■ **What you are asked to do**: In the records below, find each line holding the word "structured" and copy it.

■ **Information**:
[Start of Attachment]
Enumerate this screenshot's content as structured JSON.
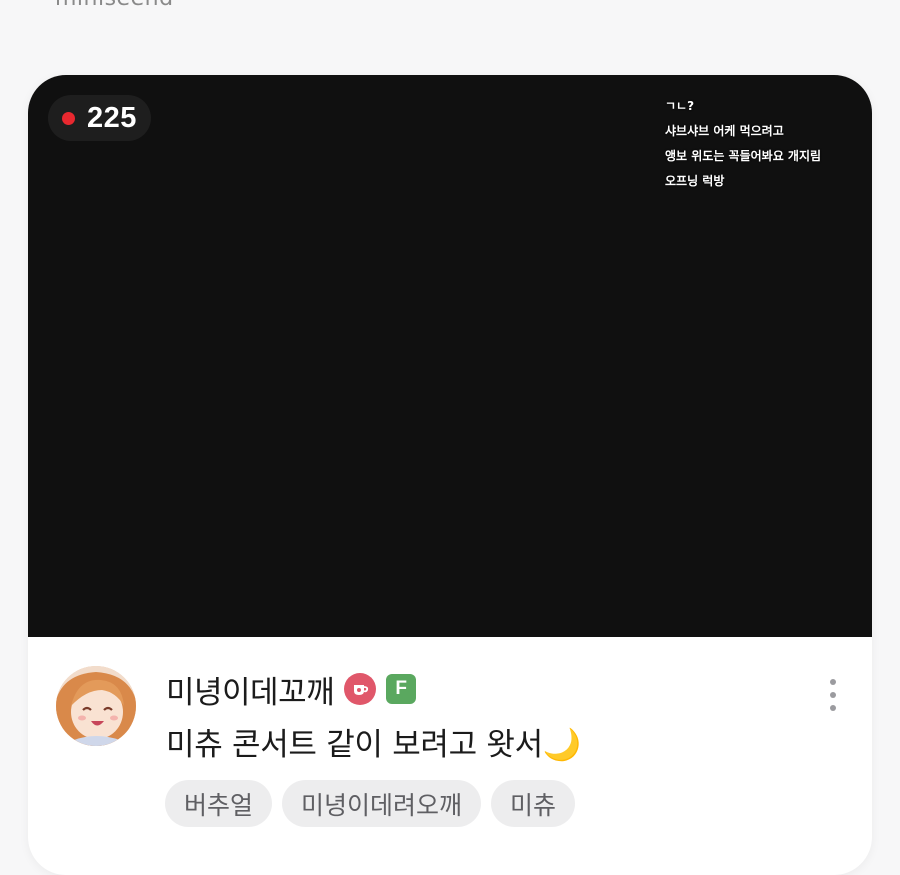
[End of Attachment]
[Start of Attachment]
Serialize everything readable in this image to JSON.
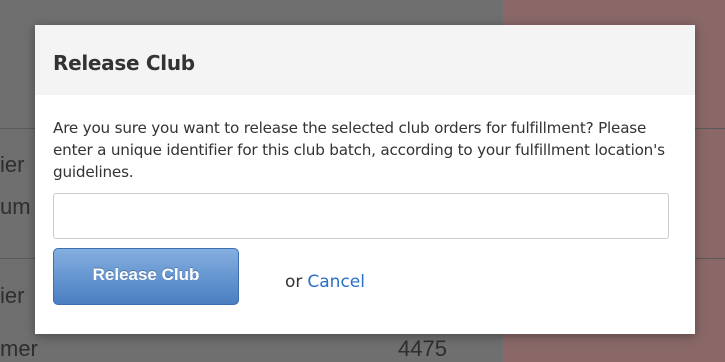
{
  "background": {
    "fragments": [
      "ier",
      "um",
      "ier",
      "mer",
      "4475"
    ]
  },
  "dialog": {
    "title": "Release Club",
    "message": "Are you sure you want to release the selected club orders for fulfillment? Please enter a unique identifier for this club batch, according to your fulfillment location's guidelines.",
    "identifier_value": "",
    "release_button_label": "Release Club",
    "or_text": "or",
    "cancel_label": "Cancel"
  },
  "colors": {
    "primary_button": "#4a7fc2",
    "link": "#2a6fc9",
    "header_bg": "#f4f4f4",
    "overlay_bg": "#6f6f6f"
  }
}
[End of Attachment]
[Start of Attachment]
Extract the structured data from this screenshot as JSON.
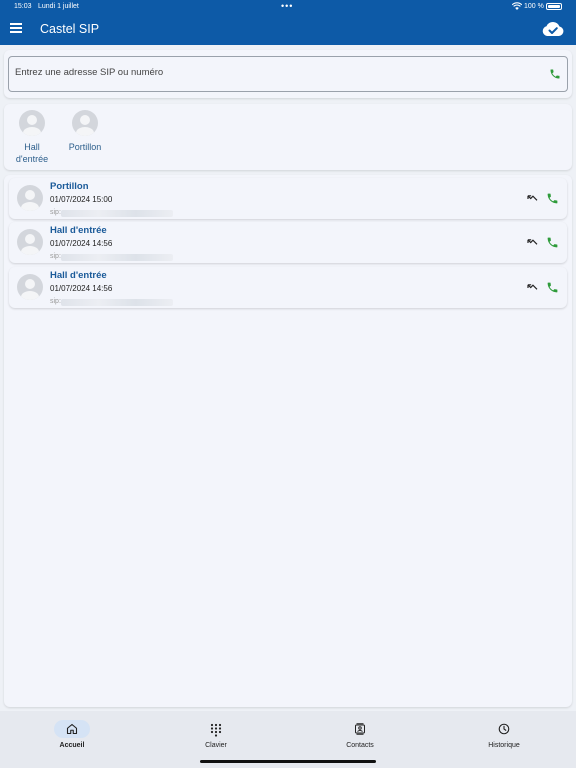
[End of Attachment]
■ **Solution for this exercise**:
Enumerate this screenshot's content as structured JSON.
Extract the structured data from this screenshot as JSON.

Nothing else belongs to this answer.